“The global pandemic has accelerated a number of the patterns of the food revolution and altered others,” Chief Executive Officer Emmanuel Faber said, adding that Danone’s adaptation plan could be summarized as “local first.”
Under the restructuring, the company would be organized into two macro-regions led by Shane Grant for Danone North America and Véronique Penchienati-Bosetta for Danone International. There will also be new heads of five smaller geographic zones.
Danone is also planning to cut between 1,500 and 2,000 jobs in local and global headquarters, which it is considering relocating from Paris.
It also may sell parts of its portfolio, according to the Wall Street Journal. “It recently put its Vega protein powder brand under strategic review,” the WSJ said.
Danone reiterated its 2020 full-year guidance for a 14% recurring operating margin, despite challenging fourth-quarter conditions by lockdowns in Europe.
It said it expected the restructuring would lead to savings of nearly $1.4 billion by 2023, including a 20% reduction in overhead costs and $2.14 billion in free cash flow.
Total one-off costs related to the reorganization initiatives are expected to be around $1.66 billion for the 2021-2023 period.
“In this reinvention of food, the most prominent paradigm accelerated by the pandemic is undoubtedly the trend toward local. It is a systemic evolution whereby the diversity of dietary habits rooted in their local cultures is now considered as a key security and resilience factor for global food systems,” Faber said.

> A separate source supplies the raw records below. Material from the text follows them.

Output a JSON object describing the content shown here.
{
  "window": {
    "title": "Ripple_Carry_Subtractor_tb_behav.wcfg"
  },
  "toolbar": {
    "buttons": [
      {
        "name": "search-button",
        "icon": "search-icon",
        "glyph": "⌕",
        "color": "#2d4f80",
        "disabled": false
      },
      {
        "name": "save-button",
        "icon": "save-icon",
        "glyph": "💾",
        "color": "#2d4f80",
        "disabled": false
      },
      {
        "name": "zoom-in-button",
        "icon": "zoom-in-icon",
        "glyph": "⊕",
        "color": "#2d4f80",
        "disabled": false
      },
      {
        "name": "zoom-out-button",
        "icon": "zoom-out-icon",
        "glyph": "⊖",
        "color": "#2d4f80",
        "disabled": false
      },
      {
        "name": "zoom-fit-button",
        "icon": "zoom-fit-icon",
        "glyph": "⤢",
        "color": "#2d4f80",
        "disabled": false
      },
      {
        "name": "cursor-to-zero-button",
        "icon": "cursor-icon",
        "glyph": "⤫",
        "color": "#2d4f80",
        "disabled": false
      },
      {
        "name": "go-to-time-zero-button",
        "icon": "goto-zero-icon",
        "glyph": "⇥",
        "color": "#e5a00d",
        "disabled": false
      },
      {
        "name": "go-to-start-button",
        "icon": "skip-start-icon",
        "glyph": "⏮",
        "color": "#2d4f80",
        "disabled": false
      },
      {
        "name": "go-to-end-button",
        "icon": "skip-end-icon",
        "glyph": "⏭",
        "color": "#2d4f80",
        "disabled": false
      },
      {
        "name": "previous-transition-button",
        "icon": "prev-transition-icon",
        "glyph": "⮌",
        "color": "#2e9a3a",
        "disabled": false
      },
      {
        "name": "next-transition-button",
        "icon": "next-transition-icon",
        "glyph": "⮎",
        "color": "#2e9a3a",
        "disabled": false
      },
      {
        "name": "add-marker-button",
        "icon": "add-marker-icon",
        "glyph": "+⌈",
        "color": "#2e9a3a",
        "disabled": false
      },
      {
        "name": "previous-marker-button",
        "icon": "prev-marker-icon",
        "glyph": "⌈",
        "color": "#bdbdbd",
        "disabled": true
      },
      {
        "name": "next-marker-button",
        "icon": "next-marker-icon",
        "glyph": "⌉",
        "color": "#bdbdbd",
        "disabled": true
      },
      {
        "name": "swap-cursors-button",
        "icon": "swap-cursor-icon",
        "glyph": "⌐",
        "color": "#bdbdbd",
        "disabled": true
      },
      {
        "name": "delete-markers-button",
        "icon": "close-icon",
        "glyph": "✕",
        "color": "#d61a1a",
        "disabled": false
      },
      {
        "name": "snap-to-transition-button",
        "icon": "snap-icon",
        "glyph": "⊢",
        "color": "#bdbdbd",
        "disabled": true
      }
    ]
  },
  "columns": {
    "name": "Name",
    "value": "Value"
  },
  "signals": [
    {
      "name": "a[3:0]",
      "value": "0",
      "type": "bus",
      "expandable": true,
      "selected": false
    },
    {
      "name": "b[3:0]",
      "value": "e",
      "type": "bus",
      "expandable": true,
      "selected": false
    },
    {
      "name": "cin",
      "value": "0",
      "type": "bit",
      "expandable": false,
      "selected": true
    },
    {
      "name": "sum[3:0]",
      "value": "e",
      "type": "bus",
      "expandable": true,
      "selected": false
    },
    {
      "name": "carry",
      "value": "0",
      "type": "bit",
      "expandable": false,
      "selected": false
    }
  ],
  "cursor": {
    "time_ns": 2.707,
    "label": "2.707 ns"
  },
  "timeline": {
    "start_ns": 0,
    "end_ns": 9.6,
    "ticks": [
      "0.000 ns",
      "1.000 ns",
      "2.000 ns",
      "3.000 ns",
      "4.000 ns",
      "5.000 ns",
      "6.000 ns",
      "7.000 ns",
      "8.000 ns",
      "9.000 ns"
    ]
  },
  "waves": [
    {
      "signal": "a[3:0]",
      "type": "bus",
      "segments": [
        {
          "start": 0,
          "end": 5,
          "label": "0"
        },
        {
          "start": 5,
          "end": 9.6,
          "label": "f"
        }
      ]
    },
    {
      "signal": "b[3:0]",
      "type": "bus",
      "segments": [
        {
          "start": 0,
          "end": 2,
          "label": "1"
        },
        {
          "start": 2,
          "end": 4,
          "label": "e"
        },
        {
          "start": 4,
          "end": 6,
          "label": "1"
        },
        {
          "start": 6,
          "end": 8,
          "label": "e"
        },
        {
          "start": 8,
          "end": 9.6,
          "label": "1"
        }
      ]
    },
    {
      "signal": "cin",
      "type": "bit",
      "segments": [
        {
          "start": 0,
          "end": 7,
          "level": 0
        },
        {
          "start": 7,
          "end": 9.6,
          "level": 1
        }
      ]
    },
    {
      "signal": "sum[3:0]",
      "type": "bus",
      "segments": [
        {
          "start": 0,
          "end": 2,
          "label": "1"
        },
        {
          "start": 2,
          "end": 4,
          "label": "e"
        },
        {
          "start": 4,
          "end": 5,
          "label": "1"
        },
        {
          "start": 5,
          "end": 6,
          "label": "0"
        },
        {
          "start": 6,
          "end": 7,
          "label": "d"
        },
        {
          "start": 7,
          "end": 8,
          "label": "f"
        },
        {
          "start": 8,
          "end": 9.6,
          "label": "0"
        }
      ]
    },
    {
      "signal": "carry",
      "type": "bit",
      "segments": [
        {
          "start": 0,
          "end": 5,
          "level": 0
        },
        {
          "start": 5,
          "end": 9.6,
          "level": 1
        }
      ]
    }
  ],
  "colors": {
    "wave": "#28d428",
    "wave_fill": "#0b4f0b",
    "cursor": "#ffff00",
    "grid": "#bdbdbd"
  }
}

“It is also a major political trend with the strong emergence of national food sovereignty narratives in many countries. It is finally and for long a consumer trend where many perceive local as a way to regain control over their food.”